++++ The input

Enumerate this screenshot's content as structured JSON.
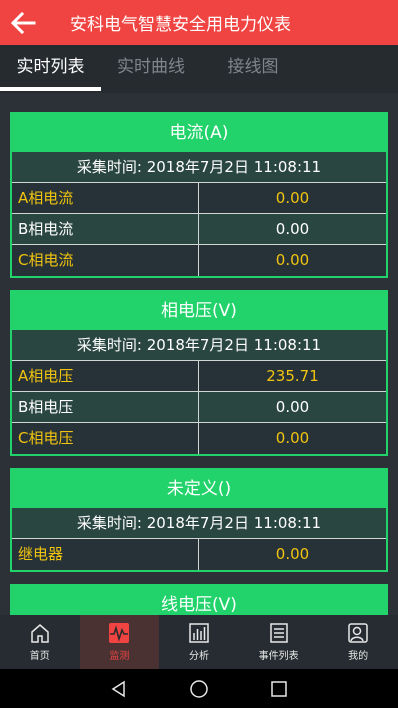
{
  "appbar": {
    "title": "安科电气智慧安全用电力仪表"
  },
  "tabs": [
    "实时列表",
    "实时曲线",
    "接线图"
  ],
  "cards": [
    {
      "title": "电流(A)",
      "time": "采集时间: 2018年7月2日 11:08:11",
      "rows": [
        {
          "name": "A相电流",
          "value": "0.00"
        },
        {
          "name": "B相电流",
          "value": "0.00"
        },
        {
          "name": "C相电流",
          "value": "0.00"
        }
      ]
    },
    {
      "title": "相电压(V)",
      "time": "采集时间: 2018年7月2日 11:08:11",
      "rows": [
        {
          "name": "A相电压",
          "value": "235.71"
        },
        {
          "name": "B相电压",
          "value": "0.00"
        },
        {
          "name": "C相电压",
          "value": "0.00"
        }
      ]
    },
    {
      "title": "未定义()",
      "time": "采集时间: 2018年7月2日 11:08:11",
      "rows": [
        {
          "name": "继电器",
          "value": "0.00"
        }
      ]
    },
    {
      "title": "线电压(V)"
    }
  ],
  "bottomnav": [
    {
      "label": "首页",
      "icon": "home-icon"
    },
    {
      "label": "监测",
      "icon": "monitor-icon"
    },
    {
      "label": "分析",
      "icon": "analysis-icon"
    },
    {
      "label": "事件列表",
      "icon": "event-list-icon"
    },
    {
      "label": "我的",
      "icon": "profile-icon"
    }
  ],
  "colors": {
    "primary": "#f04442",
    "accent_green": "#22d36b",
    "value_yellow": "#f1c40f"
  }
}
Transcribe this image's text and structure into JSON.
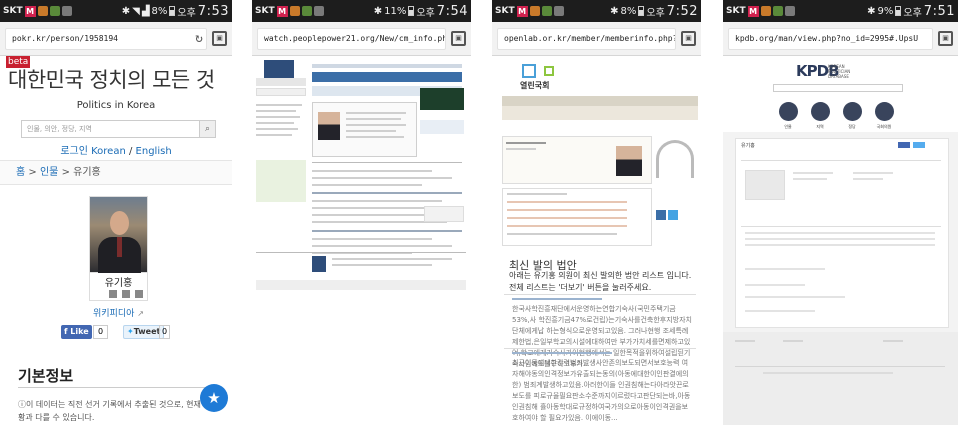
{
  "screens": [
    {
      "status": {
        "carrier": "SKT",
        "battery": "8%",
        "ampm": "오후",
        "time": "7:53"
      },
      "url": "pokr.kr/person/1958194",
      "page": {
        "beta": "beta",
        "title": "대한민국 정치의 모든 것",
        "subtitle": "Politics in Korea",
        "search_placeholder": "인물, 의안, 정당, 지역",
        "lang_korean": "로그인 Korean",
        "lang_sep": "/",
        "lang_english": "English",
        "breadcrumb": [
          "홈",
          ">",
          "인물",
          ">",
          "유기홍"
        ],
        "person_name": "유기홍",
        "wikipedia": "위키피디아",
        "fb_like": "Like",
        "fb_count": "0",
        "tweet": "Tweet",
        "tweet_count": "0",
        "section_title": "기본정보",
        "info_text": "이 데이터는 직전 선거 기록에서 추출된 것으로, 현재 상황과 다를 수 있습니다."
      }
    },
    {
      "status": {
        "carrier": "SKT",
        "battery": "11%",
        "ampm": "오후",
        "time": "7:54"
      },
      "url": "watch.peoplepower21.org/New/cm_info.php?"
    },
    {
      "status": {
        "carrier": "SKT",
        "battery": "8%",
        "ampm": "오후",
        "time": "7:52"
      },
      "url": "openlab.or.kr/member/memberinfo.php?ssn=",
      "page": {
        "brand": "열린국회",
        "recent_title": "최신 발의 법안",
        "recent_desc": "아래는 유기홍 의원이 최신 발의한 법안 리스트 입니다. 전체 리스트는 '더보기' 버튼을 눌러주세요.",
        "bill1": "한국사학진흥재단에서운영하는연합기숙사(국민주택기금53%,사 학진흥기금47%로건립)는기숙사를건축한후지방자치단체에게납 하는형식으로운영되고있음. 그러나현행 조세특례제한법,은일부학교의시설에대하여만 부가가치세를면제하고있어,학교에게기숙사가이현행에서는 일한목적을위하여설립된기숙사임에도불구하고부가...",
        "bill2": "최근이동에대한강력범죄발생사안존의보도되면서보호능력 여자해야동의인격정보가유출되는동의(아동에대한이인판결에의한) 범죄계발생하고있음.아러한이들 인권침해는다아라앗끈로보도를 피로규율필요판소수준까지이르렀다고판단되는바,아동인권침해 휼아동학대로규정하여국가의으로아동이인격권을보호하여야 할 필요가있음. 이에이동..."
      }
    },
    {
      "status": {
        "carrier": "SKT",
        "battery": "9%",
        "ampm": "오후",
        "time": "7:51"
      },
      "url": "kpdb.org/man/view.php?no_id=2995#.UpsU",
      "page": {
        "logo": "KPDB",
        "logo_sub": [
          "KOREAN",
          "POLITICIAN",
          "DATABASE"
        ],
        "nav": [
          "인물",
          "지역",
          "정당",
          "국회의원"
        ],
        "person_name": "유기홍"
      }
    }
  ],
  "colors": {
    "status_bar": "#1d1d1d",
    "url_bar": "#f2f2f2",
    "link": "#1a6bb5",
    "beta_badge": "#c8202f",
    "fb_blue": "#4267b2",
    "fab": "#1e7ad6"
  }
}
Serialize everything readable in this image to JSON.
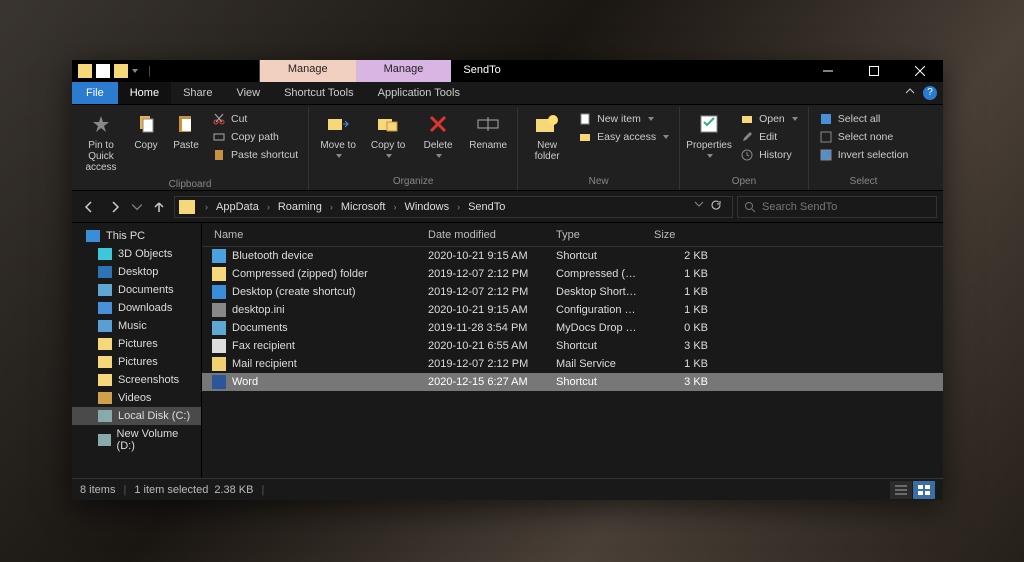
{
  "window": {
    "title": "SendTo"
  },
  "context_tabs": [
    {
      "label": "Manage",
      "group": "Shortcut Tools"
    },
    {
      "label": "Manage",
      "group": "Application Tools"
    }
  ],
  "menus": {
    "file": "File",
    "home": "Home",
    "share": "Share",
    "view": "View",
    "shortcut_tools": "Shortcut Tools",
    "application_tools": "Application Tools"
  },
  "ribbon": {
    "clipboard": {
      "label": "Clipboard",
      "pin": "Pin to Quick access",
      "copy": "Copy",
      "paste": "Paste",
      "cut": "Cut",
      "copy_path": "Copy path",
      "paste_shortcut": "Paste shortcut"
    },
    "organize": {
      "label": "Organize",
      "move_to": "Move to",
      "copy_to": "Copy to",
      "delete": "Delete",
      "rename": "Rename"
    },
    "new": {
      "label": "New",
      "new_folder": "New folder",
      "new_item": "New item",
      "easy_access": "Easy access"
    },
    "open": {
      "label": "Open",
      "properties": "Properties",
      "open": "Open",
      "edit": "Edit",
      "history": "History"
    },
    "select": {
      "label": "Select",
      "select_all": "Select all",
      "select_none": "Select none",
      "invert": "Invert selection"
    }
  },
  "breadcrumb": [
    "AppData",
    "Roaming",
    "Microsoft",
    "Windows",
    "SendTo"
  ],
  "search": {
    "placeholder": "Search SendTo"
  },
  "columns": {
    "name": "Name",
    "date": "Date modified",
    "type": "Type",
    "size": "Size"
  },
  "sidebar": [
    {
      "label": "This PC",
      "icon": "sb-pc",
      "indent": false
    },
    {
      "label": "3D Objects",
      "icon": "sb-3d",
      "indent": true
    },
    {
      "label": "Desktop",
      "icon": "sb-desktop",
      "indent": true
    },
    {
      "label": "Documents",
      "icon": "sb-docs",
      "indent": true
    },
    {
      "label": "Downloads",
      "icon": "sb-down",
      "indent": true
    },
    {
      "label": "Music",
      "icon": "sb-music",
      "indent": true
    },
    {
      "label": "Pictures",
      "icon": "sb-pic",
      "indent": true
    },
    {
      "label": "Pictures",
      "icon": "sb-pic",
      "indent": true
    },
    {
      "label": "Screenshots",
      "icon": "sb-pic",
      "indent": true
    },
    {
      "label": "Videos",
      "icon": "sb-vid",
      "indent": true
    },
    {
      "label": "Local Disk (C:)",
      "icon": "sb-disk",
      "indent": true,
      "selected": true
    },
    {
      "label": "New Volume (D:)",
      "icon": "sb-disk",
      "indent": true
    }
  ],
  "files": [
    {
      "name": "Bluetooth device",
      "date": "2020-10-21 9:15 AM",
      "type": "Shortcut",
      "size": "2 KB",
      "color": "#4aa3df"
    },
    {
      "name": "Compressed (zipped) folder",
      "date": "2019-12-07 2:12 PM",
      "type": "Compressed (zipp...",
      "size": "1 KB",
      "color": "#f6d77a"
    },
    {
      "name": "Desktop (create shortcut)",
      "date": "2019-12-07 2:12 PM",
      "type": "Desktop Shortcut",
      "size": "1 KB",
      "color": "#3a8dd8"
    },
    {
      "name": "desktop.ini",
      "date": "2020-10-21 9:15 AM",
      "type": "Configuration setti...",
      "size": "1 KB",
      "color": "#888"
    },
    {
      "name": "Documents",
      "date": "2019-11-28 3:54 PM",
      "type": "MyDocs Drop Targ...",
      "size": "0 KB",
      "color": "#5fa8d3"
    },
    {
      "name": "Fax recipient",
      "date": "2020-10-21 6:55 AM",
      "type": "Shortcut",
      "size": "3 KB",
      "color": "#ddd"
    },
    {
      "name": "Mail recipient",
      "date": "2019-12-07 2:12 PM",
      "type": "Mail Service",
      "size": "1 KB",
      "color": "#f0d070"
    },
    {
      "name": "Word",
      "date": "2020-12-15 6:27 AM",
      "type": "Shortcut",
      "size": "3 KB",
      "color": "#2b579a",
      "selected": true
    }
  ],
  "status": {
    "items": "8 items",
    "selected": "1 item selected",
    "size": "2.38 KB"
  }
}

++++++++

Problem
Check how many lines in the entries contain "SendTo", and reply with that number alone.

Response for this exercise
3